It sounds to me as though her early childhood program is doing a great job—along with what you must be doing with her at home. Please don’t separate “playtime” and “learning time” in your mind. Children learn best—and they probably learn the most—in play situations. Pre-kindergarten play is full of opportunities for learning-appropriate social behavior (how to share, take turns, make friends), for allowing emotional expression to become more controlled (taking disappointment without a tantrum), and for acquiring intellectual skills and new information (learning sizes and shapes, gauging amounts such as more or less, solving problems such as finding the right size and shape for a puzzle piece or the correct block to complete a building structure, developing and using new vocabulary). That kind of play is so full of learning we can’t begin to describe it all, and a good early childhood program will consist mainly of such carefully planned play activities. You’ll find more reassurance in my article on this Web site, “Playing for Keeps: the Seriousness of Play to Little Children.”

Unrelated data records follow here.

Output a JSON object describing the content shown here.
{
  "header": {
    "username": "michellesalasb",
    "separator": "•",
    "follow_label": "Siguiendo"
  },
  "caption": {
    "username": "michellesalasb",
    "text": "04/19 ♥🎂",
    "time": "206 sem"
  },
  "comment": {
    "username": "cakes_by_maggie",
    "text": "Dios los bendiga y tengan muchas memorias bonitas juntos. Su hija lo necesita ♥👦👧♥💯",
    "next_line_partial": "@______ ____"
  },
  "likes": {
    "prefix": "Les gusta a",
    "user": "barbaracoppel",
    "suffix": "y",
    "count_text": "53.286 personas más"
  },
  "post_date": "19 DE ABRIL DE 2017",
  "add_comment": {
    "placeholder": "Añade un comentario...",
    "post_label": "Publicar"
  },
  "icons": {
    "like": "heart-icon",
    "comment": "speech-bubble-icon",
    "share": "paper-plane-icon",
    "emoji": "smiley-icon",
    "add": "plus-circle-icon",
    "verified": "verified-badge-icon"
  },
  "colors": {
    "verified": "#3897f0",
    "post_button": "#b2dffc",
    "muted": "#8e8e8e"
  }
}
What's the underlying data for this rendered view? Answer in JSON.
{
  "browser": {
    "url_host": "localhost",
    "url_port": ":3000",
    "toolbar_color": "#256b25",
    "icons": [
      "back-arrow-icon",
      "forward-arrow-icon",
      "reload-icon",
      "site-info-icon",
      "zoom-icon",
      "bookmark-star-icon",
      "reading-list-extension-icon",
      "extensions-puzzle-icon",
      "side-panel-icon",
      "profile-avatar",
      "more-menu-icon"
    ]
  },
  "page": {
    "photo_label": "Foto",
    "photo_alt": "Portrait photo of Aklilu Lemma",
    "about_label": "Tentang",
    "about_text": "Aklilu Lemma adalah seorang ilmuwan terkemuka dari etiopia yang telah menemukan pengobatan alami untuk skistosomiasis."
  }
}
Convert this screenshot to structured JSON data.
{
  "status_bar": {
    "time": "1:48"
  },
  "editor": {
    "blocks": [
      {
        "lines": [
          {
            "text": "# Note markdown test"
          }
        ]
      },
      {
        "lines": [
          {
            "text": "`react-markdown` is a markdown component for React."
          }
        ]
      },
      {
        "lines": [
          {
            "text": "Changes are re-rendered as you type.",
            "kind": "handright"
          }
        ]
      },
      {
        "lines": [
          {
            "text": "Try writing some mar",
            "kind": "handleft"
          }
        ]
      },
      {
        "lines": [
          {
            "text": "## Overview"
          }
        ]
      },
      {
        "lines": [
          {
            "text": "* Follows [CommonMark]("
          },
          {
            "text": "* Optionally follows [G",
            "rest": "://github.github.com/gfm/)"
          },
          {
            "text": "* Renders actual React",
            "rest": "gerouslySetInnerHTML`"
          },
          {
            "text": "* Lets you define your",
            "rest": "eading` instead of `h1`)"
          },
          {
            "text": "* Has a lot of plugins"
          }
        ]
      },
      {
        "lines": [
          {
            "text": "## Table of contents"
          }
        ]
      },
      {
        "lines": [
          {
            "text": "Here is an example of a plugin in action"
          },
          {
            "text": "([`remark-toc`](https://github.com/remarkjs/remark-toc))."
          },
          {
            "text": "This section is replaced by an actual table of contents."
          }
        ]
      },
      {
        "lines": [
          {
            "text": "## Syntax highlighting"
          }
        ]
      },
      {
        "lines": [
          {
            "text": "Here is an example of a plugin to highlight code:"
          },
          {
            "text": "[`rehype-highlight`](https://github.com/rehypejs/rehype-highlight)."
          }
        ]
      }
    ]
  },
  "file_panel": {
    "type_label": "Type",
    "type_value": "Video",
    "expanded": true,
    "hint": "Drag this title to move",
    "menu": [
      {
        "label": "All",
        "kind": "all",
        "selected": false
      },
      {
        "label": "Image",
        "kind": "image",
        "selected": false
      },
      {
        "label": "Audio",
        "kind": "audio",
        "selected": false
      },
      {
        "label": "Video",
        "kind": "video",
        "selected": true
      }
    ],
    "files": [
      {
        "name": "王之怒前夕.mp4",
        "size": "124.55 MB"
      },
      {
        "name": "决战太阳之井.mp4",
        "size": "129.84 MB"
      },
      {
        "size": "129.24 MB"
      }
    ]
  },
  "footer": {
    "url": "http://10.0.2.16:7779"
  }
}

Our parenting advice is given as suggestions only. We recommend you also consult your healthcare provider, and urge you to contact them immediately if your question is urgent or about a medical condition.